Monday, December 15th, 2014
The Pacific Fishery Management Council (Council) adopted changes to the 2015 Pacific Halibut Catch Sharing Plan (CSP) for Area 2A and annual fishery regulations at the November 2014 Council meeting in Costa Mesa, California. The Council recommendations for the 2015 CSP and regulations are described below.
The Council recommended changes to the non-Indian allocations for the 2015 Pacific Halibut CSP for Area 2A in response to new information indicating a higher abundance of Pacific halibut and greater fishery participation in northern California than when the CSP was originally adopted.

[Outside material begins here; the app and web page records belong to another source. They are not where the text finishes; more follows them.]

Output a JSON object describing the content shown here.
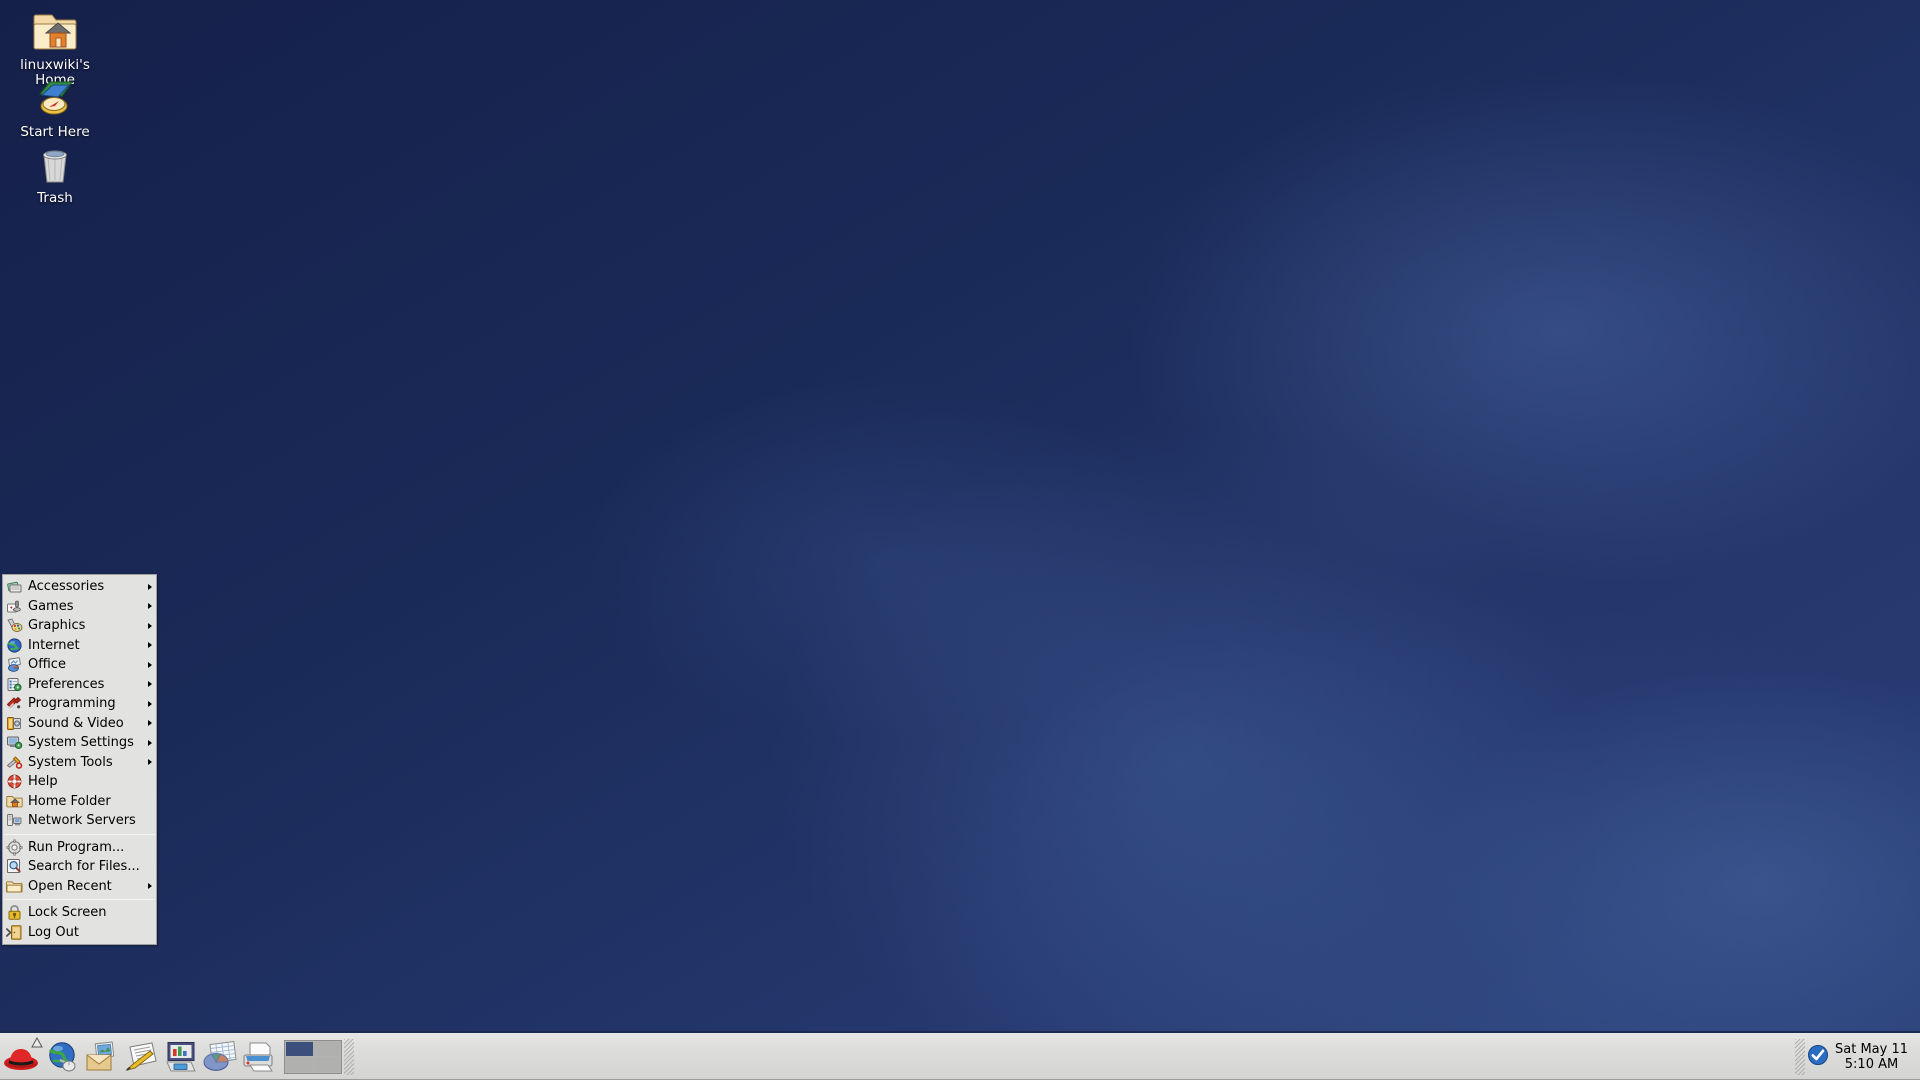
{
  "desktop": {
    "icons": [
      {
        "label": "linuxwiki's Home",
        "icon": "home-folder-icon"
      },
      {
        "label": "Start Here",
        "icon": "start-here-icon"
      },
      {
        "label": "Trash",
        "icon": "trash-icon"
      }
    ],
    "wallpaper_color": "#1a2a58"
  },
  "menu": {
    "groups": [
      {
        "items": [
          {
            "label": "Accessories",
            "icon": "accessories-icon",
            "submenu": true
          },
          {
            "label": "Games",
            "icon": "games-icon",
            "submenu": true
          },
          {
            "label": "Graphics",
            "icon": "graphics-icon",
            "submenu": true
          },
          {
            "label": "Internet",
            "icon": "internet-icon",
            "submenu": true
          },
          {
            "label": "Office",
            "icon": "office-icon",
            "submenu": true
          },
          {
            "label": "Preferences",
            "icon": "preferences-icon",
            "submenu": true
          },
          {
            "label": "Programming",
            "icon": "programming-icon",
            "submenu": true
          },
          {
            "label": "Sound & Video",
            "icon": "sound-video-icon",
            "submenu": true
          },
          {
            "label": "System Settings",
            "icon": "system-settings-icon",
            "submenu": true
          },
          {
            "label": "System Tools",
            "icon": "system-tools-icon",
            "submenu": true
          },
          {
            "label": "Help",
            "icon": "help-icon",
            "submenu": false
          },
          {
            "label": "Home Folder",
            "icon": "home-folder-icon",
            "submenu": false
          },
          {
            "label": "Network Servers",
            "icon": "network-servers-icon",
            "submenu": false
          }
        ]
      },
      {
        "items": [
          {
            "label": "Run Program...",
            "icon": "run-program-icon",
            "submenu": false
          },
          {
            "label": "Search for Files...",
            "icon": "search-icon",
            "submenu": false
          },
          {
            "label": "Open Recent",
            "icon": "open-recent-icon",
            "submenu": true
          }
        ]
      },
      {
        "items": [
          {
            "label": "Lock Screen",
            "icon": "lock-screen-icon",
            "submenu": false
          },
          {
            "label": "Log Out",
            "icon": "log-out-icon",
            "submenu": false
          }
        ]
      }
    ]
  },
  "panel": {
    "launchers": [
      {
        "name": "main-menu-redhat",
        "title": "Applications Menu"
      },
      {
        "name": "web-browser",
        "title": "Web Browser"
      },
      {
        "name": "email-client",
        "title": "Email"
      },
      {
        "name": "word-processor",
        "title": "Word Processor"
      },
      {
        "name": "presentation",
        "title": "Presentation"
      },
      {
        "name": "spreadsheet",
        "title": "Spreadsheet"
      },
      {
        "name": "print-manager",
        "title": "Printing"
      }
    ],
    "workspaces": {
      "count": 4,
      "active_index": 0
    },
    "clock": {
      "date": "Sat May 11",
      "time": "5:10 AM",
      "icon": "update-ok-icon"
    }
  }
}
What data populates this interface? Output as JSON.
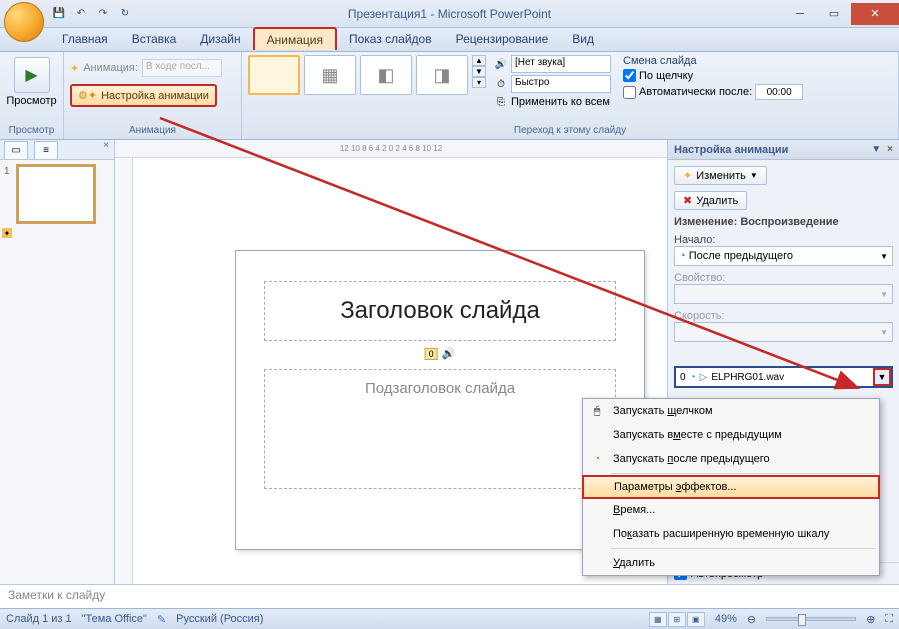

The recommended allocations are as follows: Washington sport (35.6 percent), Oregon sport (29.7 percent), California sport (4 percent), and non-Indian commercial fisheries (30.7 percent).
Columbia River Subarea Allocations
The Council recommended changes to the Oregon contribution to the Columbia River subarea allocation such that the Oregon contribution would be equal to 2.3 percent of the Oregon sport quota. The nearshore area allocation is recommended to be 500 pounds of the total Columbia River subarea allocation. The Columbia River subarea allocation less the nearshore area allocation (500 pounds) should be managed to one season by removing the early (80 percent) and late (20 percent) season subarea allocations. The start date for the Columbia River subarea and the nearshore area remains as specified in the 2014 CSP.
Central Oregon Coast Subarea Allocation
The Council recommended increasing the spring all-depth allocation to 63 percent of the Central Oregon Coast subarea allocation.
Southern Oregon Subarea Allocation
The Council recommended increasing the Southern Oregon subarea allocation to 4 percent of the Oregon Sport allocation, less the Oregon contribution to the Columbia River subarea.
Groundfish Retention in the Columbia River and Oregon Central Coast Subareas
The Council also recommended revising the groundfish retention allowances during the all-depth Pacific halibut fisheries in the Columbia River and Oregon Central Coast subareas. During the all-depth days, all flatfish species, in addition to Pacific cod and sablefish, may be retained when Pacific halibut are onboard.
California Subarea Allocation and Management
Starting in 2015, the California subarea is allocated 4 percent of the non-Indian allocation. The Council adopted the inseason monitoring and management strategy described by the California Department of Fish and Wildlife (CDFW, see Agenda Item G.1.b, Supplemental CDFW Report 2, November 2014). Specifically, the structuring objective for this subarea is to provide recreational fishing opportunity seven days per week, from May 1 until the date determined inseason when the quota is projected to be taken, or until October 31, whichever is earlier. Additional closed periods during this season, such as closed weeks or months and including a later opening date, may be established preseason by the National Marine Fisheries Service (NMFS) based on the subarea quota and projected catch. Based on the subarea quota, and considering stakeholder input, CDFW will provide recommendations to NMFS each year as soon as possible following the determination of the Area 2A total allowable catch on the opening date and other closure dates, such as closed weeks or months that would apply during the fishing season that year. Closure of the fishery or other inseason adjustments will be made by NMFS via an update to the recreational halibut hotline.
The Council also adopted the NMFS-recommended clarifications (Agenda Item G.1.b, NMFS Report 3, November 2014), which include amending the language for the directed commercial fishery to allow earlier transfer of unused quota to the salmon troll fishery and updating all references to reflect the establishment of the West Coast Region.
The Council understands that NMFS requested the International Pacific Halibut Commission (IPHC) add CDFW to the definition of “authorized officer” in the IPHC regulations. This change was recommended by the Council to allow CDFW staff to enforce Pacific halibut regulations.